Top of MATERIAL PROVIDED
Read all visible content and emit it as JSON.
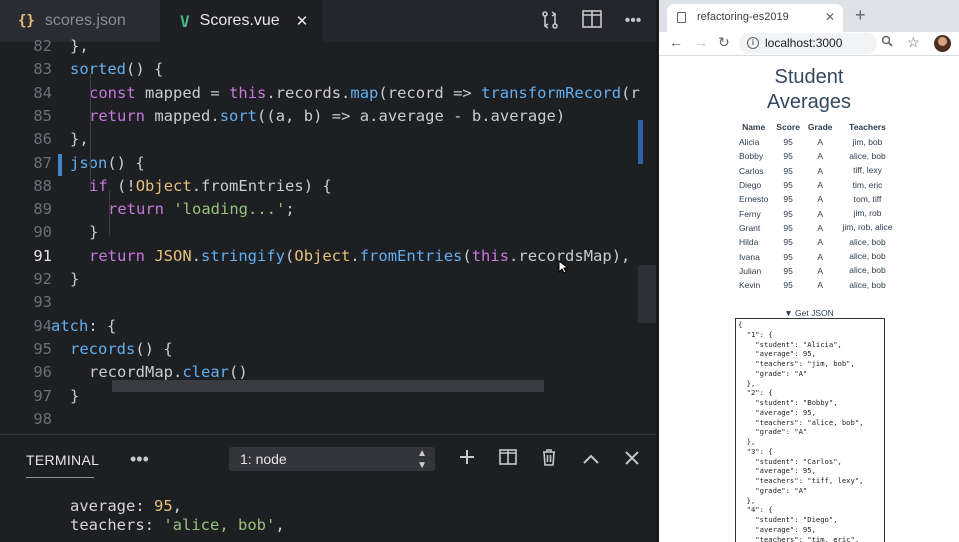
{
  "editor": {
    "tabs": [
      {
        "label": "scores.json",
        "icon": "{}"
      },
      {
        "label": "Scores.vue",
        "icon": "V"
      }
    ],
    "lines": [
      {
        "n": "82",
        "text": "},"
      },
      {
        "n": "83",
        "text": "sorted() {"
      },
      {
        "n": "84",
        "text": "const mapped = this.records.map(record => transformRecord(r"
      },
      {
        "n": "85",
        "text": "return mapped.sort((a, b) => a.average - b.average)"
      },
      {
        "n": "86",
        "text": "},"
      },
      {
        "n": "87",
        "text": "json() {"
      },
      {
        "n": "88",
        "text": "if (!Object.fromEntries) {"
      },
      {
        "n": "89",
        "text": "return 'loading...';"
      },
      {
        "n": "90",
        "text": "}"
      },
      {
        "n": "91",
        "text": "return JSON.stringify(Object.fromEntries(this.recordsMap),"
      },
      {
        "n": "92",
        "text": "}"
      },
      {
        "n": "93",
        "text": ""
      },
      {
        "n": "94",
        "text": "atch: {"
      },
      {
        "n": "95",
        "text": "records() {"
      },
      {
        "n": "96",
        "text": "recordMap.clear()"
      },
      {
        "n": "97",
        "text": "}"
      },
      {
        "n": "98",
        "text": ""
      }
    ],
    "current_line": "91"
  },
  "terminal": {
    "tab_label": "TERMINAL",
    "selected_shell": "1: node",
    "output": {
      "line1_key": "average: ",
      "line1_val": "95",
      "line1_end": ",",
      "line2_key": "teachers: ",
      "line2_val": "'alice, bob'",
      "line2_end": ","
    }
  },
  "browser": {
    "tab_title": "refactoring-es2019",
    "url": "localhost:3000",
    "page_title_line1": "Student",
    "page_title_line2": "Averages",
    "table": {
      "headers": [
        "Name",
        "Score",
        "Grade",
        "Teachers"
      ],
      "rows": [
        [
          "Alicia",
          "95",
          "A",
          "jim, bob"
        ],
        [
          "Bobby",
          "95",
          "A",
          "alice, bob"
        ],
        [
          "Carlos",
          "95",
          "A",
          "tiff, lexy"
        ],
        [
          "Diego",
          "95",
          "A",
          "tim, eric"
        ],
        [
          "Ernesto",
          "95",
          "A",
          "tom, tiff"
        ],
        [
          "Ferny",
          "95",
          "A",
          "jim, rob"
        ],
        [
          "Grant",
          "95",
          "A",
          "jim, rob, alice"
        ],
        [
          "Hilda",
          "95",
          "A",
          "alice, bob"
        ],
        [
          "Ivana",
          "95",
          "A",
          "alice, bob"
        ],
        [
          "Julian",
          "95",
          "A",
          "alice, bob"
        ],
        [
          "Kevin",
          "95",
          "A",
          "alice, bob"
        ]
      ]
    },
    "json_toggle": "▼ Get JSON",
    "json_text": "{\n  \"1\": {\n    \"student\": \"Alicia\",\n    \"average\": 95,\n    \"teachers\": \"jim, bob\",\n    \"grade\": \"A\"\n  },\n  \"2\": {\n    \"student\": \"Bobby\",\n    \"average\": 95,\n    \"teachers\": \"alice, bob\",\n    \"grade\": \"A\"\n  },\n  \"3\": {\n    \"student\": \"Carlos\",\n    \"average\": 95,\n    \"teachers\": \"tiff, lexy\",\n    \"grade\": \"A\"\n  },\n  \"4\": {\n    \"student\": \"Diego\",\n    \"average\": 95,\n    \"teachers\": \"tim, eric\","
  }
}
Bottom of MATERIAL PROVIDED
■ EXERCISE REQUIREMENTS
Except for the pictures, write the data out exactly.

■ EXERCISE OUTPUT
Read all visible content and emit it as JSON.
{
  "editor": {
    "tabs": [
      {
        "label": "scores.json",
        "icon": "{}"
      },
      {
        "label": "Scores.vue",
        "icon": "V"
      }
    ],
    "lines": [
      {
        "n": "82",
        "text": "},"
      },
      {
        "n": "83",
        "text": "sorted() {"
      },
      {
        "n": "84",
        "text": "const mapped = this.records.map(record => transformRecord(r"
      },
      {
        "n": "85",
        "text": "return mapped.sort((a, b) => a.average - b.average)"
      },
      {
        "n": "86",
        "text": "},"
      },
      {
        "n": "87",
        "text": "json() {"
      },
      {
        "n": "88",
        "text": "if (!Object.fromEntries) {"
      },
      {
        "n": "89",
        "text": "return 'loading...';"
      },
      {
        "n": "90",
        "text": "}"
      },
      {
        "n": "91",
        "text": "return JSON.stringify(Object.fromEntries(this.recordsMap),"
      },
      {
        "n": "92",
        "text": "}"
      },
      {
        "n": "93",
        "text": ""
      },
      {
        "n": "94",
        "text": "atch: {"
      },
      {
        "n": "95",
        "text": "records() {"
      },
      {
        "n": "96",
        "text": "recordMap.clear()"
      },
      {
        "n": "97",
        "text": "}"
      },
      {
        "n": "98",
        "text": ""
      }
    ],
    "current_line": "91"
  },
  "terminal": {
    "tab_label": "TERMINAL",
    "selected_shell": "1: node",
    "output": {
      "line1_key": "average: ",
      "line1_val": "95",
      "line1_end": ",",
      "line2_key": "teachers: ",
      "line2_val": "'alice, bob'",
      "line2_end": ","
    }
  },
  "browser": {
    "tab_title": "refactoring-es2019",
    "url": "localhost:3000",
    "page_title_line1": "Student",
    "page_title_line2": "Averages",
    "table": {
      "headers": [
        "Name",
        "Score",
        "Grade",
        "Teachers"
      ],
      "rows": [
        [
          "Alicia",
          "95",
          "A",
          "jim, bob"
        ],
        [
          "Bobby",
          "95",
          "A",
          "alice, bob"
        ],
        [
          "Carlos",
          "95",
          "A",
          "tiff, lexy"
        ],
        [
          "Diego",
          "95",
          "A",
          "tim, eric"
        ],
        [
          "Ernesto",
          "95",
          "A",
          "tom, tiff"
        ],
        [
          "Ferny",
          "95",
          "A",
          "jim, rob"
        ],
        [
          "Grant",
          "95",
          "A",
          "jim, rob, alice"
        ],
        [
          "Hilda",
          "95",
          "A",
          "alice, bob"
        ],
        [
          "Ivana",
          "95",
          "A",
          "alice, bob"
        ],
        [
          "Julian",
          "95",
          "A",
          "alice, bob"
        ],
        [
          "Kevin",
          "95",
          "A",
          "alice, bob"
        ]
      ]
    },
    "json_toggle": "▼ Get JSON",
    "json_text": "{\n  \"1\": {\n    \"student\": \"Alicia\",\n    \"average\": 95,\n    \"teachers\": \"jim, bob\",\n    \"grade\": \"A\"\n  },\n  \"2\": {\n    \"student\": \"Bobby\",\n    \"average\": 95,\n    \"teachers\": \"alice, bob\",\n    \"grade\": \"A\"\n  },\n  \"3\": {\n    \"student\": \"Carlos\",\n    \"average\": 95,\n    \"teachers\": \"tiff, lexy\",\n    \"grade\": \"A\"\n  },\n  \"4\": {\n    \"student\": \"Diego\",\n    \"average\": 95,\n    \"teachers\": \"tim, eric\","
  }
}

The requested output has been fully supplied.